• _YOUR INSTRUCTIONS_
Restate the following entries exactly, including every line.

[Entries from a dataset of interfaces]
━━━━━━━━

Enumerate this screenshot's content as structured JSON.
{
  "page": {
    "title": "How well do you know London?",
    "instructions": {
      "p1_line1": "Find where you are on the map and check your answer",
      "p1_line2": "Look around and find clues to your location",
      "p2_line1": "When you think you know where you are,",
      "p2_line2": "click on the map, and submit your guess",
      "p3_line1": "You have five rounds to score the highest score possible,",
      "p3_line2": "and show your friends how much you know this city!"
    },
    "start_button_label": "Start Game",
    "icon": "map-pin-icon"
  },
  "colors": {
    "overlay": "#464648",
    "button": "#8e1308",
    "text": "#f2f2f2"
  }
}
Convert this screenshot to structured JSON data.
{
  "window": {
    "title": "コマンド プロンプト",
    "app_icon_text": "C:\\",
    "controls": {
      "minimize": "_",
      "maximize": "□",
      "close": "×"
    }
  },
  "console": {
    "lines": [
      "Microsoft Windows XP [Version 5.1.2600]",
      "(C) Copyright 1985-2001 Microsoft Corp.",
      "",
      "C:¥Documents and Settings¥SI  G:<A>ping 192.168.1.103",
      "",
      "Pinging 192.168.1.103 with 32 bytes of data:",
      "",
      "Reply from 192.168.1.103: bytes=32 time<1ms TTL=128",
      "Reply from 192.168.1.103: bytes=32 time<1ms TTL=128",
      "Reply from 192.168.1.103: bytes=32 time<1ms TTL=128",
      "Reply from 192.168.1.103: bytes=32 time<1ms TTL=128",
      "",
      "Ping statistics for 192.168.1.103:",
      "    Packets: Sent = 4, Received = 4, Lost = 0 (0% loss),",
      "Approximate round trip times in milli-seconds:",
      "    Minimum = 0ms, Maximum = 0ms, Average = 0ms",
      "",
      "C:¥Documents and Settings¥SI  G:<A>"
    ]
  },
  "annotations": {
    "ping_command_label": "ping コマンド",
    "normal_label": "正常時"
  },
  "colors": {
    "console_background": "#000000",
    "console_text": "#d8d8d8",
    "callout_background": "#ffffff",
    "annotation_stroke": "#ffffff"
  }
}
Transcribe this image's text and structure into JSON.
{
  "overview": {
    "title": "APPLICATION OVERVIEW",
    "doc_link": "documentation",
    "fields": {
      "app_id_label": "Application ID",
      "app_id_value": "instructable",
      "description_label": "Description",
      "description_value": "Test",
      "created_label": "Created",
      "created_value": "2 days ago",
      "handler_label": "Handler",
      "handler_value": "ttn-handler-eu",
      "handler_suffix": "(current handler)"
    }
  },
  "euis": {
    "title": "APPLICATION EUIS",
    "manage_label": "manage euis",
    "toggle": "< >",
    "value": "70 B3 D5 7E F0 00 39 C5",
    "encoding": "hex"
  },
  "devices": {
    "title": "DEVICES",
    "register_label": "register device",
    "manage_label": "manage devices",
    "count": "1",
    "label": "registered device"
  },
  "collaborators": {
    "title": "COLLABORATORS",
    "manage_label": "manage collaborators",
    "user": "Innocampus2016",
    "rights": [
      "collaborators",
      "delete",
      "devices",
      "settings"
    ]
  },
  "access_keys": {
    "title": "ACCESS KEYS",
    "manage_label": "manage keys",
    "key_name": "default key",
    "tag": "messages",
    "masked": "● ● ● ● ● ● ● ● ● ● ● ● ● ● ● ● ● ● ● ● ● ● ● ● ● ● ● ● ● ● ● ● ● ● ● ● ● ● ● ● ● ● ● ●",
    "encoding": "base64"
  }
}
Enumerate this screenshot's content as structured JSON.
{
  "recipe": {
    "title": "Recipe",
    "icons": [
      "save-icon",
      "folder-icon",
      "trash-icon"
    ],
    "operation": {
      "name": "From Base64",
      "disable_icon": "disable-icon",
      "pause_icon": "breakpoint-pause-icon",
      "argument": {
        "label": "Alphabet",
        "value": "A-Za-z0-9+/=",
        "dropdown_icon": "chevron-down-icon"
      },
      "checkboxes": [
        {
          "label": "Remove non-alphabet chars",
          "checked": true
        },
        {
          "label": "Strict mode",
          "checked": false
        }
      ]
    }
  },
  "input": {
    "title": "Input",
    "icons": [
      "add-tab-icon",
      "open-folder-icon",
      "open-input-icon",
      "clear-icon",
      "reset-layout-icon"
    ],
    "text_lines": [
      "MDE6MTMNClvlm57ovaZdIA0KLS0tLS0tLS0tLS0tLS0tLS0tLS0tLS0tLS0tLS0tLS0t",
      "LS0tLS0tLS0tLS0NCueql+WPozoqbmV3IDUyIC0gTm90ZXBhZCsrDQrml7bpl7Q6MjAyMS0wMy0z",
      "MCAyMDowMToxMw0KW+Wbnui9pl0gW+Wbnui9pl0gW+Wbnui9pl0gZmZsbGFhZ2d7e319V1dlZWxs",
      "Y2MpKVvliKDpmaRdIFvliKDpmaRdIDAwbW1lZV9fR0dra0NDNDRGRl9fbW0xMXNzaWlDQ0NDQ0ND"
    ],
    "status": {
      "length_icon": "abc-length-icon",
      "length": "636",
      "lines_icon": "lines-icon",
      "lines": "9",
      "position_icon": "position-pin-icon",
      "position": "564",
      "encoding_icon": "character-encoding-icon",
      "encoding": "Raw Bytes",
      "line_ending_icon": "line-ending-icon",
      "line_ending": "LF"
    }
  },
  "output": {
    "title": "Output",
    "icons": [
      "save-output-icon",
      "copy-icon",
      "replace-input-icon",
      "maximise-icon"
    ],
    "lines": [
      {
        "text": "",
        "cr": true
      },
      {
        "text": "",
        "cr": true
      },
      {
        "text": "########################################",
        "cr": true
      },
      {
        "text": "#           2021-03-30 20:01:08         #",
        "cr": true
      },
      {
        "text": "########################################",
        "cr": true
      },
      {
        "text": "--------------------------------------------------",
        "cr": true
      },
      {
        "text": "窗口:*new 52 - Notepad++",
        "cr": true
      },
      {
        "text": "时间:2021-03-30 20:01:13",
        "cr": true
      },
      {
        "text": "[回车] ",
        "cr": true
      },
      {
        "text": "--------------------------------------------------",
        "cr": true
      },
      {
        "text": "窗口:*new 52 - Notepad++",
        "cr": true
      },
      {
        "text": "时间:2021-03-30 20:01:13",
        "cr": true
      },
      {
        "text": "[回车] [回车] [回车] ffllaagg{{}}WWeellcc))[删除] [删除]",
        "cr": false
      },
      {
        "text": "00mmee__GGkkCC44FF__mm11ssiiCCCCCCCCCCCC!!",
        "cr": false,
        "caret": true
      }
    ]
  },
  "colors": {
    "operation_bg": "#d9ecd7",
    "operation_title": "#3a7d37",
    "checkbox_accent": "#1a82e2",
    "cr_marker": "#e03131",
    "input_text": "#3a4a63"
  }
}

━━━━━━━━

• _RESPONSE TO THIS TASK_
Enumerate this screenshot's content as structured JSON.
{
  "page": {
    "title": "How well do you know London?",
    "instructions": {
      "p1_line1": "Find where you are on the map and check your answer",
      "p1_line2": "Look around and find clues to your location",
      "p2_line1": "When you think you know where you are,",
      "p2_line2": "click on the map, and submit your guess",
      "p3_line1": "You have five rounds to score the highest score possible,",
      "p3_line2": "and show your friends how much you know this city!"
    },
    "start_button_label": "Start Game",
    "icon": "map-pin-icon"
  },
  "colors": {
    "overlay": "#464648",
    "button": "#8e1308",
    "text": "#f2f2f2"
  }
}
Convert this screenshot to structured JSON data.
{
  "window": {
    "title": "コマンド プロンプト",
    "app_icon_text": "C:\\",
    "controls": {
      "minimize": "_",
      "maximize": "□",
      "close": "×"
    }
  },
  "console": {
    "lines": [
      "Microsoft Windows XP [Version 5.1.2600]",
      "(C) Copyright 1985-2001 Microsoft Corp.",
      "",
      "C:¥Documents and Settings¥SI  G:<A>ping 192.168.1.103",
      "",
      "Pinging 192.168.1.103 with 32 bytes of data:",
      "",
      "Reply from 192.168.1.103: bytes=32 time<1ms TTL=128",
      "Reply from 192.168.1.103: bytes=32 time<1ms TTL=128",
      "Reply from 192.168.1.103: bytes=32 time<1ms TTL=128",
      "Reply from 192.168.1.103: bytes=32 time<1ms TTL=128",
      "",
      "Ping statistics for 192.168.1.103:",
      "    Packets: Sent = 4, Received = 4, Lost = 0 (0% loss),",
      "Approximate round trip times in milli-seconds:",
      "    Minimum = 0ms, Maximum = 0ms, Average = 0ms",
      "",
      "C:¥Documents and Settings¥SI  G:<A>"
    ]
  },
  "annotations": {
    "ping_command_label": "ping コマンド",
    "normal_label": "正常時"
  },
  "colors": {
    "console_background": "#000000",
    "console_text": "#d8d8d8",
    "callout_background": "#ffffff",
    "annotation_stroke": "#ffffff"
  }
}
Transcribe this image's text and structure into JSON.
{
  "overview": {
    "title": "APPLICATION OVERVIEW",
    "doc_link": "documentation",
    "fields": {
      "app_id_label": "Application ID",
      "app_id_value": "instructable",
      "description_label": "Description",
      "description_value": "Test",
      "created_label": "Created",
      "created_value": "2 days ago",
      "handler_label": "Handler",
      "handler_value": "ttn-handler-eu",
      "handler_suffix": "(current handler)"
    }
  },
  "euis": {
    "title": "APPLICATION EUIS",
    "manage_label": "manage euis",
    "toggle": "< >",
    "value": "70 B3 D5 7E F0 00 39 C5",
    "encoding": "hex"
  },
  "devices": {
    "title": "DEVICES",
    "register_label": "register device",
    "manage_label": "manage devices",
    "count": "1",
    "label": "registered device"
  },
  "collaborators": {
    "title": "COLLABORATORS",
    "manage_label": "manage collaborators",
    "user": "Innocampus2016",
    "rights": [
      "collaborators",
      "delete",
      "devices",
      "settings"
    ]
  },
  "access_keys": {
    "title": "ACCESS KEYS",
    "manage_label": "manage keys",
    "key_name": "default key",
    "tag": "messages",
    "masked": "● ● ● ● ● ● ● ● ● ● ● ● ● ● ● ● ● ● ● ● ● ● ● ● ● ● ● ● ● ● ● ● ● ● ● ● ● ● ● ● ● ● ● ●",
    "encoding": "base64"
  }
}
Enumerate this screenshot's content as structured JSON.
{
  "recipe": {
    "title": "Recipe",
    "icons": [
      "save-icon",
      "folder-icon",
      "trash-icon"
    ],
    "operation": {
      "name": "From Base64",
      "disable_icon": "disable-icon",
      "pause_icon": "breakpoint-pause-icon",
      "argument": {
        "label": "Alphabet",
        "value": "A-Za-z0-9+/=",
        "dropdown_icon": "chevron-down-icon"
      },
      "checkboxes": [
        {
          "label": "Remove non-alphabet chars",
          "checked": true
        },
        {
          "label": "Strict mode",
          "checked": false
        }
      ]
    }
  },
  "input": {
    "title": "Input",
    "icons": [
      "add-tab-icon",
      "open-folder-icon",
      "open-input-icon",
      "clear-icon",
      "reset-layout-icon"
    ],
    "text_lines": [
      "MDE6MTMNClvlm57ovaZdIA0KLS0tLS0tLS0tLS0tLS0tLS0tLS0tLS0tLS0tLS0tLS0t",
      "LS0tLS0tLS0tLS0NCueql+WPozoqbmV3IDUyIC0gTm90ZXBhZCsrDQrml7bpl7Q6MjAyMS0wMy0z",
      "MCAyMDowMToxMw0KW+Wbnui9pl0gW+Wbnui9pl0gW+Wbnui9pl0gZmZsbGFhZ2d7e319V1dlZWxs",
      "Y2MpKVvliKDpmaRdIFvliKDpmaRdIDAwbW1lZV9fR0dra0NDNDRGRl9fbW0xMXNzaWlDQ0NDQ0ND"
    ],
    "status": {
      "length_icon": "abc-length-icon",
      "length": "636",
      "lines_icon": "lines-icon",
      "lines": "9",
      "position_icon": "position-pin-icon",
      "position": "564",
      "encoding_icon": "character-encoding-icon",
      "encoding": "Raw Bytes",
      "line_ending_icon": "line-ending-icon",
      "line_ending": "LF"
    }
  },
  "output": {
    "title": "Output",
    "icons": [
      "save-output-icon",
      "copy-icon",
      "replace-input-icon",
      "maximise-icon"
    ],
    "lines": [
      {
        "text": "",
        "cr": true
      },
      {
        "text": "",
        "cr": true
      },
      {
        "text": "########################################",
        "cr": true
      },
      {
        "text": "#           2021-03-30 20:01:08         #",
        "cr": true
      },
      {
        "text": "########################################",
        "cr": true
      },
      {
        "text": "--------------------------------------------------",
        "cr": true
      },
      {
        "text": "窗口:*new 52 - Notepad++",
        "cr": true
      },
      {
        "text": "时间:2021-03-30 20:01:13",
        "cr": true
      },
      {
        "text": "[回车] ",
        "cr": true
      },
      {
        "text": "--------------------------------------------------",
        "cr": true
      },
      {
        "text": "窗口:*new 52 - Notepad++",
        "cr": true
      },
      {
        "text": "时间:2021-03-30 20:01:13",
        "cr": true
      },
      {
        "text": "[回车] [回车] [回车] ffllaagg{{}}WWeellcc))[删除] [删除]",
        "cr": false
      },
      {
        "text": "00mmee__GGkkCC44FF__mm11ssiiCCCCCCCCCCCC!!",
        "cr": false,
        "caret": true
      }
    ]
  },
  "colors": {
    "operation_bg": "#d9ecd7",
    "operation_title": "#3a7d37",
    "checkbox_accent": "#1a82e2",
    "cr_marker": "#e03131",
    "input_text": "#3a4a63"
  }
}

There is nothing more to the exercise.